In the 1980s, on behalf of Dynamic Planning, Masami Ōbari and other independent animators ( Toshiki Hirano ) not part of Toei Animation began work on a miniseries of Mazinger Z. The OVA (Original Video Animation) would have been called Dai-Mazinger (or Daimajinga, 大魔神我) and would have presented the same characters known to the general public, starting with the main protagonist Koji. The robot would be more realistic: for example, it would have exhaust pipes and its rocket fists would not be able to automatically return to its arms. The news, initially protected by a tight secrecy, managed to leak and were spread by the specialized press. Toei protested, saying to Dynamic that the rights of the animation of Mazinger was only theirs and that they did not tolerate a Mazinger animated by others. As a consequence, the project Daimajinga was blocked. This wasn't helped with the fact that Nagai was in the middle of a court battle with Toei, suing them for not properly crediting him and not paying him royalties over the creation of Gaiking in 1976. However, since then the relationship between Nagai and Toei had steadily improved. Thirty years after the start of the original program, Nagai's company Dynamic Planning released a continuation of the original Mazinger series as an OVA—named Mazinkaiser (mazinkaizā)—in 2002. This work would be succeeded by the movie Mazinkaiser: Deathmatch! Ankoku Daishogun, which in some ways served as a partial remake of Mazinger Z vs. the General of Darkness. Since 2007, several rumors surfaced regarding a new series which would be based on the Z Mazinger manga. In February 2009, it was officially announced a new Mazinger anime called Shin Mazinger Shougeki! Z Hen (真マジンガー 衝撃! Z編, Shin Majingā Shōgeki! Z Hen) which later began airing on April 4, 2009. On the 2010 June issue of the magazine Hobby Japan, released on April 2010, a new OVA series was revealed. It will be called Mazinkaizer SKL (マジンカイザーSKL, Majinkaizā SKL). The OVA is planned to have also a novelization, which will be serialized in ASCII Media Works magazine, Dengeki Hobby, and a manga, a net manga to be published in Emotion (Bandai Visual) Shu 2 Comic Gekkin.

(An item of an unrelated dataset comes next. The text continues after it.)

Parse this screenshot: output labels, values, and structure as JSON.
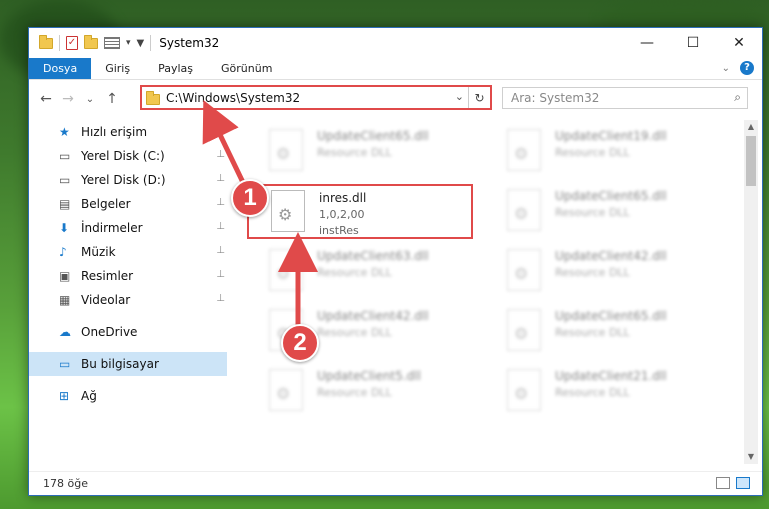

The Mazinger Z anime ran to a total of 92 TV episodes from 1972 to 1974. Its period of greatest popularity lasted from roughly October 1973 to March 1974, during which time it regularly scored audience ratings in the high twenties; episode 68, broadcast March 17, 1974, achieved the series' highest rating of 30.4%, making Mazinger Z one of the highest-rated anime series of all time (1). It culminated in the destruction of the original robot by new enemies (after Doctor Hell's final defeat in the penultimate episode) and the immediate introduction of its successor, Great Mazinger, an improved version of Mazinger, along with its pilot, Tetsuya Tsurugi. The idea of replacing the first robot with Great Mazinger (sometimes called Shin Mazinger Z) is a variation of a death-rebirth myth found in most Japanese action series: the title character, even if it is only a robot, is never truly defeated or destroyed, only improved upon, and replaced by the next version. Koji and Mazinger Z come back in the last episodes of Great Mazinger to help their successors defeat the forces of evil. Another sequel, albeit in a different line, was introduced in 1975, with the appearance of Grendizer, set in the Mazinger and Great Mazinger story continuity that included Koji Kabuto as a supporting character. The shows spawned so-called “team-up movies” early on, which were like longer episodes that teamed up Mazinger Z with one of Go Nagai's other creations, as in Mazinger Z vs. Devilman (マジンガーZ対デビルマン) in 1973 as well as Mazinger Z Vs. Dr. Hell (マジンガーＺ対ドクターヘル) and Mazinger Z Vs. The Great General of Darkness (マジンガーZ対暗黒大将軍) both released in 1974. On the franchise's 45th anniversary, a Sequel film titled Mazinger Z: Infinity was announced, taking place 10 years after the events of the original series. It was animated by Toei Animation and directed by Junji Shimizu and written by Takahiro Ozawa. It is released theatrically in Japan on January 13, 2018. Viz Media licensed the film for its theatrical release outside Japan.
Mazinger Z - References - Netflix